2. Let Rabbit Sign Tell You Where to Hunt
“A good rabbit hunter is always looking for sign,” says Spuchesi. Tracks in fresh snow are obvious, as are fresh droppings. What’s also easy to spot if you know what to look for are rabbit cuttings, whether there’s snow or not. “Rabbits like to eat the bark of small trees, especially in late season, just like beavers,” says Watkins. “Finding freshly chewed small saplings can point to good rabbit populations.” The chewing is at the base of the trees and shrubs, no higher than a typical cottontail can reach. “I’ve seen them chew just about everything, even small pine trees,” says Summers.
3. Don’t Let Late-Season Rabbits Hear You
Rabbits have big ears for a reason. They’re on the menu for just about every wild predator, and they know it. Their ears act as an early warning detection system, each one being able to tilt and rotate some 270 degrees, letting them pick up the faintest sound. So you need to keep quiet. “Rabbits that are still alive in late season aren’t stupid,” says Spuchesi. “Their hearing is their best sense, and they’re constantly listening. I’ve had rabbits hear the safety coming off the gun and turn around. They can hear you talking 100 yards away. Be as quiet as you can, whether its talking or crunching leaves and sticks. You must be stealthy.”
4. Leave Some of the Female Rabbits for Seed
While breeding seasons can vary by geography, cottontail breeding in Virginia typically begins in February and lasts through September. Some breeding, though, occurs in January. Spuchesi says that breeding female cottontails put out very little scent, and the dogs have a harder time finding them and running them.
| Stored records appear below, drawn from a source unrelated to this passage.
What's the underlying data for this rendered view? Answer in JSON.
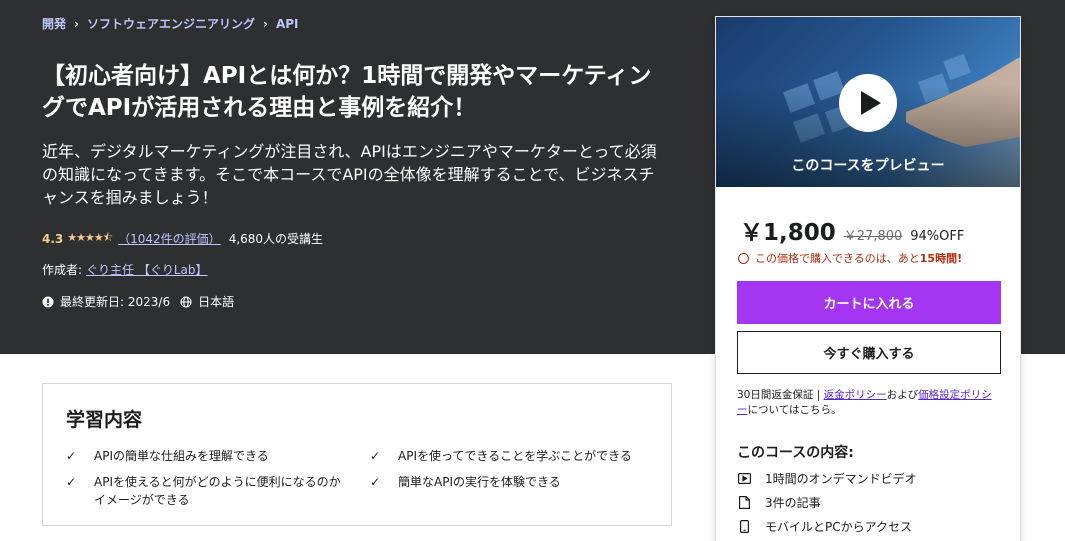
{
  "breadcrumb": [
    "開発",
    "ソフトウェアエンジニアリング",
    "API"
  ],
  "breadcrumb_sep": "›",
  "course": {
    "title": "【初心者向け】APIとは何か？1時間で開発やマーケティングでAPIが活用される理由と事例を紹介！",
    "subtitle": "近年、デジタルマーケティングが注目され、APIはエンジニアやマーケターとって必須の知識になってきます。そこで本コースでAPIの全体像を理解することで、ビジネスチャンスを掴みましょう！",
    "rating": "4.3",
    "stars": "★★★★⯪",
    "reviews": "（1042件の評価）",
    "students": "4,680人の受講生",
    "author_label": "作成者:",
    "author": "ぐり主任 【ぐりLab】",
    "updated": "最終更新日: 2023/6",
    "language": "日本語"
  },
  "card": {
    "preview_label": "このコースをプレビュー",
    "price": "￥1,800",
    "original_price": "￥27,800",
    "discount": "94%OFF",
    "timer_prefix": "この価格で購入できるのは、あと",
    "timer_bold": "15時間!",
    "cart_button": "カートに入れる",
    "buy_button": "今すぐ購入する",
    "guarantee_prefix": "30日間返金保証 | ",
    "refund_policy": "返金ポリシー",
    "and": "および",
    "pricing_policy": "価格設定ポリシー",
    "suffix": "についてはこちら。",
    "includes_title": "このコースの内容:",
    "includes": [
      {
        "icon": "video-icon",
        "label": "1時間のオンデマンドビデオ"
      },
      {
        "icon": "file-icon",
        "label": "3件の記事"
      },
      {
        "icon": "mobile-icon",
        "label": "モバイルとPCからアクセス"
      }
    ]
  },
  "learn": {
    "title": "学習内容",
    "items": [
      "APIの簡単な仕組みを理解できる",
      "APIを使ってできることを学ぶことができる",
      "APIを使えると何がどのように便利になるのかイメージができる",
      "簡単なAPIの実行を体験できる"
    ]
  },
  "colors": {
    "hero_bg": "#2d2f31",
    "accent": "#a435f0",
    "link": "#c0c4fc",
    "star": "#f3ca8c",
    "timer": "#b32d0f"
  }
}
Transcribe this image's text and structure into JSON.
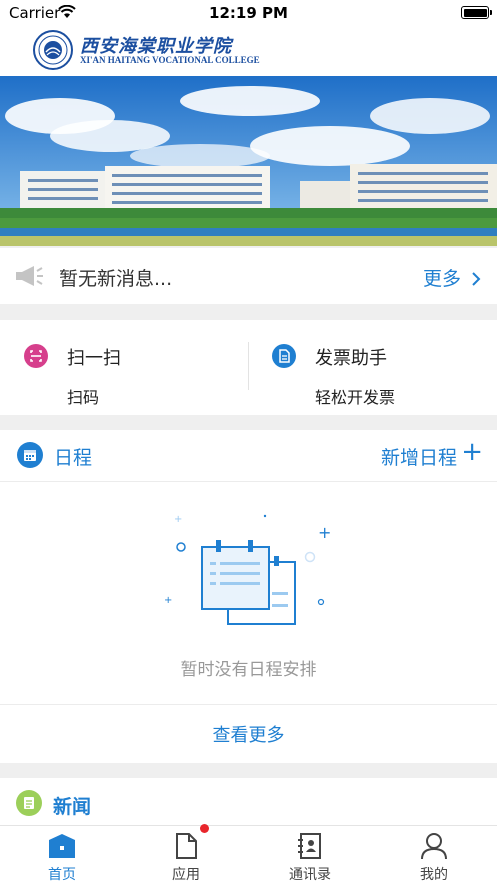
{
  "status_bar": {
    "carrier": "Carrier",
    "time": "12:19 PM"
  },
  "header": {
    "college_name_cn": "西安海棠职业学院",
    "college_name_en": "XI'AN HAITANG VOCATIONAL COLLEGE"
  },
  "notice": {
    "text": "暂无新消息...",
    "more_label": "更多"
  },
  "quick_actions": [
    {
      "title": "扫一扫",
      "subtitle": "扫码",
      "icon": "scan-icon",
      "color": "#d63f8c"
    },
    {
      "title": "发票助手",
      "subtitle": "轻松开发票",
      "icon": "invoice-icon",
      "color": "#1f7fd1"
    }
  ],
  "schedule": {
    "title": "日程",
    "add_label": "新增日程",
    "add_symbol": "+",
    "empty_text": "暂时没有日程安排",
    "view_more": "查看更多"
  },
  "news": {
    "title": "新闻"
  },
  "tabbar": {
    "tabs": [
      {
        "label": "首页",
        "icon": "home-icon",
        "active": true
      },
      {
        "label": "应用",
        "icon": "apps-icon",
        "badge": true
      },
      {
        "label": "通讯录",
        "icon": "contacts-icon"
      },
      {
        "label": "我的",
        "icon": "profile-icon"
      }
    ]
  },
  "colors": {
    "accent": "#1f7fd1",
    "badge": "#e8262c",
    "news_icon": "#9ccf5a"
  }
}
He speculates that this is nature’s way of helping them survive against predators and protect young rabbits in the nest.
“If you let the dogs run, the female rabbits will typically go into a hole earlier than the males,” says Spuchesi. “Buck rabbits tend to run longer and farther, often giving you a shot. In our experience, if you let the dogs run late in the season, you’ll mostly kill buck rabbits.”
Preserving the does is a good thing for conservation, helping to ensure future generations.
5. Stick to Thick Cover for Winter Rabbits
Hunt cover that was too thick to even penetrate before frost and snow knocked some vegetation back. “Late in the year, a lot of the cover is gone,” Spuchesi says. “So rabbits will be concentrated in the thickest cover available. Focus on that cover and hunt more slowly, letting the dogs really work areas.”
Watkins recommends finding places that haven’t seen much hunting pressure, especially properties with cutovers, overgrown hedgerows, and places where treetops are piled after logging operations. Landowners can help create their own late-season hotspots by creating habitat that protects rabbits from predators. “A few of the old-timers taught me to take pallets and stack them six or seven high,” Watkins says. “Throw brush and limbs over them and you create nesting and hiding spaces for rabbits.”